9 top ways to help stag beetles in your garden

Home // News // 9 top ways to help stag beetles in your garden

1. Retain stumps

The single most important action to help stag beetles is to keep stumps in place when trees or woody shrubs die or are cut down. This provides essential decaying wood underground for stag beetles to eat for years to come.

2. Build a log pyramid

If you don’t already have stumps or mature trees and shrubs, you can provide a home for stag beetles by building a log pyramid. Bury broadleaved logs upright in the soil with up to 50cm under the ground. You can find more detailed instructions here.

3. Make an escape route from ponds

This is not just important for stag beetles – all animals need a way out of ponds. If you’re just planning your pond, ensure it has some shallow edges. If you already have a pond, a well-placed pile of stones or a log will help them climb out.

4. Cover water butts

Stag beetles can drown in water butts. If you do find one in a water butt, take it out, they can often survive for a while, and will fly off after drying out.

5. Minimise use of weed matting

It can trap beetles underground. Use wood chip or bark instead to supress weeds (and provide habitat for stag beetles!)

6. Leave a wild corner

Great for so many species, leaving a small patch of your garden to go wild provides an undisturbed space where invertebrates and small mammals can shelter, nest or feed.

7. Don’t use chemicals

Pesticides and insecticides can be toxic to non-target species – it’s best not to use them.

8. Be careful when digging

Stag beetle larvae live underground.  If you do dig some up, please re-bury them straight away with as much of the surrounding dead wood and soil as possible.

9. Tell us about stag beetles, and get sharing

Record your sightings for our annual Great Stag Hunt or go one-step further to help stag beetles and carry out a weekly garden stag beetle survey. You can also share your pics and join in more fun on our social channels using #GreatStagHunt.

Let's keep in touch...

We'd love to tell you about our conservation work through our regular newsletter Wildlife World, and also how you can save endangered species through volunteering, taking action or donating. You must be 18 or over. The information that you provide will be held by People’s Trust for Endangered Species. For information on how PTES processes personal data, please see our privacy policy.

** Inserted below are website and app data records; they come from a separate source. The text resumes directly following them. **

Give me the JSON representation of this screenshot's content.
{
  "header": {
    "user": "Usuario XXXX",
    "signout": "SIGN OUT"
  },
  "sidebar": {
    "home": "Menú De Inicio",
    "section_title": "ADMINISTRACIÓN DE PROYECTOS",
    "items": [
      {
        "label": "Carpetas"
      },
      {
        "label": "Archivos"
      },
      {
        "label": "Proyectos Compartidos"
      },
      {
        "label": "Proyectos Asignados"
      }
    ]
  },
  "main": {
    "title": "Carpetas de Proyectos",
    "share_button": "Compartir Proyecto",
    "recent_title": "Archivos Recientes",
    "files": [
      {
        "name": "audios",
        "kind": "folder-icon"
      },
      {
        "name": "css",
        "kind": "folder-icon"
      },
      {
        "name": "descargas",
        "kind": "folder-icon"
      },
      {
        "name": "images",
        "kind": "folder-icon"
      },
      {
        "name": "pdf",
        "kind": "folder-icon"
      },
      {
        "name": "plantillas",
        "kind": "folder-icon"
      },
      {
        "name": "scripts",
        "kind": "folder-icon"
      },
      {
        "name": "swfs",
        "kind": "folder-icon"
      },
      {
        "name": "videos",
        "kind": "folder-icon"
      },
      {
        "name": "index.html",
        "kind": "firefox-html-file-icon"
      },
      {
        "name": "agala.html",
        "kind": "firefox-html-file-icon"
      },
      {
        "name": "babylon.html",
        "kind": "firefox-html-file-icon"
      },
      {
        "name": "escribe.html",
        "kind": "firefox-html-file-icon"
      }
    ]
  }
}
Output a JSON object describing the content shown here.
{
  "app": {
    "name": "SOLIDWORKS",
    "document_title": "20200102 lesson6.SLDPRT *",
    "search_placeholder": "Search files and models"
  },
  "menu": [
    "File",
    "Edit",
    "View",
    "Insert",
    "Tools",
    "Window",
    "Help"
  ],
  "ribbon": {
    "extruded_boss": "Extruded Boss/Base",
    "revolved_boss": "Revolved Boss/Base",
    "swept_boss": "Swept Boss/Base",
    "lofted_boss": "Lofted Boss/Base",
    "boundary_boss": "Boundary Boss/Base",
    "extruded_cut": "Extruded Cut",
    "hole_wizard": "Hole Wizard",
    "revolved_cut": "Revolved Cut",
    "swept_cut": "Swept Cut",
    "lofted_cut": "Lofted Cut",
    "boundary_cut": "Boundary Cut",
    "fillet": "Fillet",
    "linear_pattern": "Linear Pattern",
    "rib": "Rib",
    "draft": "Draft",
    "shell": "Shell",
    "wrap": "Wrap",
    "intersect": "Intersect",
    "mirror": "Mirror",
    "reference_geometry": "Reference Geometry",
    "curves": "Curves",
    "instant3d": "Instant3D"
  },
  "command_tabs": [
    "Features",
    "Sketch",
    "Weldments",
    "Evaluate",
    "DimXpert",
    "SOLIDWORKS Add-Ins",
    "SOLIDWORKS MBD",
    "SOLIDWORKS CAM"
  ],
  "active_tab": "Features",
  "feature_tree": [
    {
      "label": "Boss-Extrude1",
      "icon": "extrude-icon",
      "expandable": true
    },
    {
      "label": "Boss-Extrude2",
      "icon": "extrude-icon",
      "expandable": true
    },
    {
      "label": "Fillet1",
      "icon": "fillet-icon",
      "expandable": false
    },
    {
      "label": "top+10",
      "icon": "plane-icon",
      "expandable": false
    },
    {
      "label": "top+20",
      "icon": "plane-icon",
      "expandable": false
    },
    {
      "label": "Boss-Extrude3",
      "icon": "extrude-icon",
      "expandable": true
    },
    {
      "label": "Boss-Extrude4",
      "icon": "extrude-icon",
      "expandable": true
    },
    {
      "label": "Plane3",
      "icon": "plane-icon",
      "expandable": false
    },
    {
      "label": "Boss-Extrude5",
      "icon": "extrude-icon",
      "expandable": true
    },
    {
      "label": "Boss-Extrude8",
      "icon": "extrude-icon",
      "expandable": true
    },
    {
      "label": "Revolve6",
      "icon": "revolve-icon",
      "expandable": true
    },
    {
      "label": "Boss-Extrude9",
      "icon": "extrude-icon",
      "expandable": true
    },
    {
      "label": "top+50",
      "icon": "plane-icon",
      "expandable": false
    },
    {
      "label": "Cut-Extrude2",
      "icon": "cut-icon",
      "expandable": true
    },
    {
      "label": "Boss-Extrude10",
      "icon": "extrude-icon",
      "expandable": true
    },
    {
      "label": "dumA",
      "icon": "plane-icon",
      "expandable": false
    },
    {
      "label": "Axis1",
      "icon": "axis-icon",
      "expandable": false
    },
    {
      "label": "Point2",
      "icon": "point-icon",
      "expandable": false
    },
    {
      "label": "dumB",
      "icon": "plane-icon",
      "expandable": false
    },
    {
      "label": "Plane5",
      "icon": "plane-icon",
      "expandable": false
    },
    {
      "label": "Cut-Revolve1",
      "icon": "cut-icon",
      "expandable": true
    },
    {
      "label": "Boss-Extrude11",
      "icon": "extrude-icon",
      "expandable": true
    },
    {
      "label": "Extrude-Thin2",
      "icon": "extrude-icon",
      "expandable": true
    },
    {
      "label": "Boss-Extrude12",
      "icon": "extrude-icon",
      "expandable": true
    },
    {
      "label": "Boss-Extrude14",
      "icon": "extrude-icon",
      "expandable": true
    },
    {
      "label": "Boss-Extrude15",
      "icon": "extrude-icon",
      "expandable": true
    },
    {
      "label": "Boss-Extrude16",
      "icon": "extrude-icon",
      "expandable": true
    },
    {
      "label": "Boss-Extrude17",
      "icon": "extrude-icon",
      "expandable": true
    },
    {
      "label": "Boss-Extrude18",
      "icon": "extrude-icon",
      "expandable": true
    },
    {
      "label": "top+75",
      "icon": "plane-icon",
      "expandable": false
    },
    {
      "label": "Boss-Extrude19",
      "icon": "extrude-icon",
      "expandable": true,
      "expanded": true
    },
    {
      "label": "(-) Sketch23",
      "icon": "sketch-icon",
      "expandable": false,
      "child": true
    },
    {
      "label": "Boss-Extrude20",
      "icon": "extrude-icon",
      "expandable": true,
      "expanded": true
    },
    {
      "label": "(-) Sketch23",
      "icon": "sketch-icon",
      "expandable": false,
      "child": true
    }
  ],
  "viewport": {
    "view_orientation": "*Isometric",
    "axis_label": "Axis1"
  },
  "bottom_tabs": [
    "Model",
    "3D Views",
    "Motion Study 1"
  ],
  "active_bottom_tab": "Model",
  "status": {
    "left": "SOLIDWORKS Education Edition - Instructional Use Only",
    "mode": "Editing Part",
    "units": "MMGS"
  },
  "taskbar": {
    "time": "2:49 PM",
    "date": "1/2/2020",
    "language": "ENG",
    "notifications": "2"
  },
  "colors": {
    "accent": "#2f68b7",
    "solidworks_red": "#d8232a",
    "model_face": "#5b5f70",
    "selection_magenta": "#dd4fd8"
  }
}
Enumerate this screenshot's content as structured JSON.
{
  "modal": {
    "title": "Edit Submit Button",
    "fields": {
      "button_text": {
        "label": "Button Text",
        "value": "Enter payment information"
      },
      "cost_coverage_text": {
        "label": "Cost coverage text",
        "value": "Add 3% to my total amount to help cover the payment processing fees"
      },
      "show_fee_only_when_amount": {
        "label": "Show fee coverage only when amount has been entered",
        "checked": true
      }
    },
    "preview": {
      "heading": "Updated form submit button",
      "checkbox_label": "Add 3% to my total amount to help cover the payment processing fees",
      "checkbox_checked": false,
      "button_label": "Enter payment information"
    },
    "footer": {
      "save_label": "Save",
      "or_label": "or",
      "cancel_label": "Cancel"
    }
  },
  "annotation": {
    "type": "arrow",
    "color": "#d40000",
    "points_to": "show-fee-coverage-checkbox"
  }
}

People's Trust for Endangered Species, 3 Cloisters House, 8 Battersea Park Road, London SW8 4BG

Registered Charity Number: 274206 • Site Design: Mike Leach Creative at Waters • Branding: Be Colourful

Copyright PTES 2024